● **EXERCISE PROMPT**
Print each record exactly, with no word added or removed.

● **DATA EXTRACTS**

- - - -

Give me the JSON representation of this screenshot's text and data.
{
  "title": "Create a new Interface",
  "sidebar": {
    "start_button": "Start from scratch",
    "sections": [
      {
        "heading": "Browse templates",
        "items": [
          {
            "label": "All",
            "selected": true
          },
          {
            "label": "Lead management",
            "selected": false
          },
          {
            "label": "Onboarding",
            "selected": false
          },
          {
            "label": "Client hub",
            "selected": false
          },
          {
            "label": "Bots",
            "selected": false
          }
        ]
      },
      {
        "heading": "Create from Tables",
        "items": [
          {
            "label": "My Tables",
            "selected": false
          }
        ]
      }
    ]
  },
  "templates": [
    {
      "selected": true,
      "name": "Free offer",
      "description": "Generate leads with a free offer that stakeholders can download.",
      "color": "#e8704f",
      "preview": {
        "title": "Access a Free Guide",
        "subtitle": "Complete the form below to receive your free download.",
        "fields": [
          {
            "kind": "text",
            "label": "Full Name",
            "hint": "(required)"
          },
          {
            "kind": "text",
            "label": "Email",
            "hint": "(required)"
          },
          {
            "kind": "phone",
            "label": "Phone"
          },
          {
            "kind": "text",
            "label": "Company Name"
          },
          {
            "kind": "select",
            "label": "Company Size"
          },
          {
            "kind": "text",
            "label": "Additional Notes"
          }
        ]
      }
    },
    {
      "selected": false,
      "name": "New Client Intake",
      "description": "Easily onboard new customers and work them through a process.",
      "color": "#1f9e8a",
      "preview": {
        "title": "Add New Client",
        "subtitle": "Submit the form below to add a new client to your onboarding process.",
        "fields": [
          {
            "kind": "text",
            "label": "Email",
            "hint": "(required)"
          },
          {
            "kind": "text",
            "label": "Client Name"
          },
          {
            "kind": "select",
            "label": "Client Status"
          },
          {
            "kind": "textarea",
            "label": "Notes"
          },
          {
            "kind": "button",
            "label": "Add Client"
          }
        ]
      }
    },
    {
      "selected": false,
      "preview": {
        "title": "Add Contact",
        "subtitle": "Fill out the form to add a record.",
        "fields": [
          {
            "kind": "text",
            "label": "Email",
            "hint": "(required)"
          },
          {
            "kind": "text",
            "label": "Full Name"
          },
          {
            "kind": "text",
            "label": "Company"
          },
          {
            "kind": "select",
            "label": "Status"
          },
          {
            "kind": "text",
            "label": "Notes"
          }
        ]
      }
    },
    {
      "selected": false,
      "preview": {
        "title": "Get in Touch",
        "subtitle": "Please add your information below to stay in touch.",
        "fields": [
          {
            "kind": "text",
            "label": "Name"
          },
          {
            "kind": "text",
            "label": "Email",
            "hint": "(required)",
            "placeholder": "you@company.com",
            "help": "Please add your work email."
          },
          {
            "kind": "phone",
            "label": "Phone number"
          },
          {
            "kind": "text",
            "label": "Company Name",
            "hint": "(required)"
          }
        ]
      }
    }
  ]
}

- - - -

● **EXPECTED OUTPUT**
Give me the JSON representation of this screenshot's text and data.
{
  "title": "Create a new Interface",
  "sidebar": {
    "start_button": "Start from scratch",
    "sections": [
      {
        "heading": "Browse templates",
        "items": [
          {
            "label": "All",
            "selected": true
          },
          {
            "label": "Lead management",
            "selected": false
          },
          {
            "label": "Onboarding",
            "selected": false
          },
          {
            "label": "Client hub",
            "selected": false
          },
          {
            "label": "Bots",
            "selected": false
          }
        ]
      },
      {
        "heading": "Create from Tables",
        "items": [
          {
            "label": "My Tables",
            "selected": false
          }
        ]
      }
    ]
  },
  "templates": [
    {
      "selected": true,
      "name": "Free offer",
      "description": "Generate leads with a free offer that stakeholders can download.",
      "color": "#e8704f",
      "preview": {
        "title": "Access a Free Guide",
        "subtitle": "Complete the form below to receive your free download.",
        "fields": [
          {
            "kind": "text",
            "label": "Full Name",
            "hint": "(required)"
          },
          {
            "kind": "text",
            "label": "Email",
            "hint": "(required)"
          },
          {
            "kind": "phone",
            "label": "Phone"
          },
          {
            "kind": "text",
            "label": "Company Name"
          },
          {
            "kind": "select",
            "label": "Company Size"
          },
          {
            "kind": "text",
            "label": "Additional Notes"
          }
        ]
      }
    },
    {
      "selected": false,
      "name": "New Client Intake",
      "description": "Easily onboard new customers and work them through a process.",
      "color": "#1f9e8a",
      "preview": {
        "title": "Add New Client",
        "subtitle": "Submit the form below to add a new client to your onboarding process.",
        "fields": [
          {
            "kind": "text",
            "label": "Email",
            "hint": "(required)"
          },
          {
            "kind": "text",
            "label": "Client Name"
          },
          {
            "kind": "select",
            "label": "Client Status"
          },
          {
            "kind": "textarea",
            "label": "Notes"
          },
          {
            "kind": "button",
            "label": "Add Client"
          }
        ]
      }
    },
    {
      "selected": false,
      "preview": {
        "title": "Add Contact",
        "subtitle": "Fill out the form to add a record.",
        "fields": [
          {
            "kind": "text",
            "label": "Email",
            "hint": "(required)"
          },
          {
            "kind": "text",
            "label": "Full Name"
          },
          {
            "kind": "text",
            "label": "Company"
          },
          {
            "kind": "select",
            "label": "Status"
          },
          {
            "kind": "text",
            "label": "Notes"
          }
        ]
      }
    },
    {
      "selected": false,
      "preview": {
        "title": "Get in Touch",
        "subtitle": "Please add your information below to stay in touch.",
        "fields": [
          {
            "kind": "text",
            "label": "Name"
          },
          {
            "kind": "text",
            "label": "Email",
            "hint": "(required)",
            "placeholder": "you@company.com",
            "help": "Please add your work email."
          },
          {
            "kind": "phone",
            "label": "Phone number"
          },
          {
            "kind": "text",
            "label": "Company Name",
            "hint": "(required)"
          }
        ]
      }
    }
  ]
}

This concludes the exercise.